Your instructions: Once the images are removed, set down everything else in the listing below exactly.

Provided material:

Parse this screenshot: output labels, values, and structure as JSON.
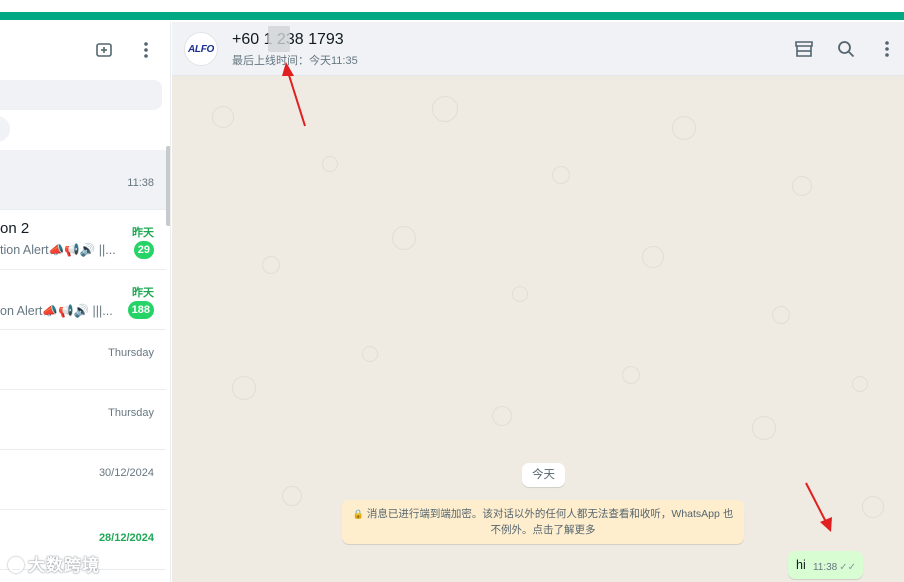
{
  "colors": {
    "brand_green": "#00a884",
    "unread_green": "#25d366",
    "chat_bg": "#efeae2",
    "outgoing_bubble": "#d9fdd3",
    "system_notice": "#ffeecd"
  },
  "sidebar": {
    "header_icons": [
      "new-chat-icon",
      "menu-dots-icon"
    ],
    "chats": [
      {
        "name": "",
        "preview": "",
        "time": "11:38",
        "unread": ""
      },
      {
        "name": "on 2",
        "preview": "tion Alert📣📢🔊 ||...",
        "time": "昨天",
        "unread": "29"
      },
      {
        "name": "",
        "preview": "on Alert📣📢🔊 |||...",
        "time": "昨天",
        "unread": "188"
      },
      {
        "name": "",
        "preview": "",
        "time": "Thursday",
        "unread": ""
      },
      {
        "name": "",
        "preview": "",
        "time": "Thursday",
        "unread": ""
      },
      {
        "name": "",
        "preview": "",
        "time": "30/12/2024",
        "unread": ""
      },
      {
        "name": "",
        "preview": "",
        "time": "28/12/2024",
        "unread": ""
      }
    ]
  },
  "chat": {
    "avatar_text": "ALFO",
    "contact_name": "+60 1 238 1793",
    "status": "最后上线时间：今天11:35",
    "header_icons": [
      "catalog-icon",
      "search-icon",
      "menu-dots-icon"
    ],
    "date_chip": "今天",
    "encryption_line1": "消息已进行端到端加密。该对话以外的任何人都无法查看和收听，WhatsApp 也",
    "encryption_line2": "不例外。点击了解更多",
    "messages": [
      {
        "text": "hi",
        "time": "11:38",
        "status": "read-ticks"
      }
    ]
  },
  "watermark": {
    "text": "大数跨境"
  }
}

Completed task:
Parse this screenshot: output labels, values, and structure as JSON.
{
  "colors": {
    "brand_green": "#00a884",
    "unread_green": "#25d366",
    "chat_bg": "#efeae2",
    "outgoing_bubble": "#d9fdd3",
    "system_notice": "#ffeecd"
  },
  "sidebar": {
    "header_icons": [
      "new-chat-icon",
      "menu-dots-icon"
    ],
    "chats": [
      {
        "name": "",
        "preview": "",
        "time": "11:38",
        "unread": ""
      },
      {
        "name": "on 2",
        "preview": "tion Alert📣📢🔊 ||...",
        "time": "昨天",
        "unread": "29"
      },
      {
        "name": "",
        "preview": "on Alert📣📢🔊 |||...",
        "time": "昨天",
        "unread": "188"
      },
      {
        "name": "",
        "preview": "",
        "time": "Thursday",
        "unread": ""
      },
      {
        "name": "",
        "preview": "",
        "time": "Thursday",
        "unread": ""
      },
      {
        "name": "",
        "preview": "",
        "time": "30/12/2024",
        "unread": ""
      },
      {
        "name": "",
        "preview": "",
        "time": "28/12/2024",
        "unread": ""
      }
    ]
  },
  "chat": {
    "avatar_text": "ALFO",
    "contact_name": "+60 1 238 1793",
    "status": "最后上线时间：今天11:35",
    "header_icons": [
      "catalog-icon",
      "search-icon",
      "menu-dots-icon"
    ],
    "date_chip": "今天",
    "encryption_line1": "消息已进行端到端加密。该对话以外的任何人都无法查看和收听，WhatsApp 也",
    "encryption_line2": "不例外。点击了解更多",
    "messages": [
      {
        "text": "hi",
        "time": "11:38",
        "status": "read-ticks"
      }
    ]
  },
  "watermark": {
    "text": "大数跨境"
  }
}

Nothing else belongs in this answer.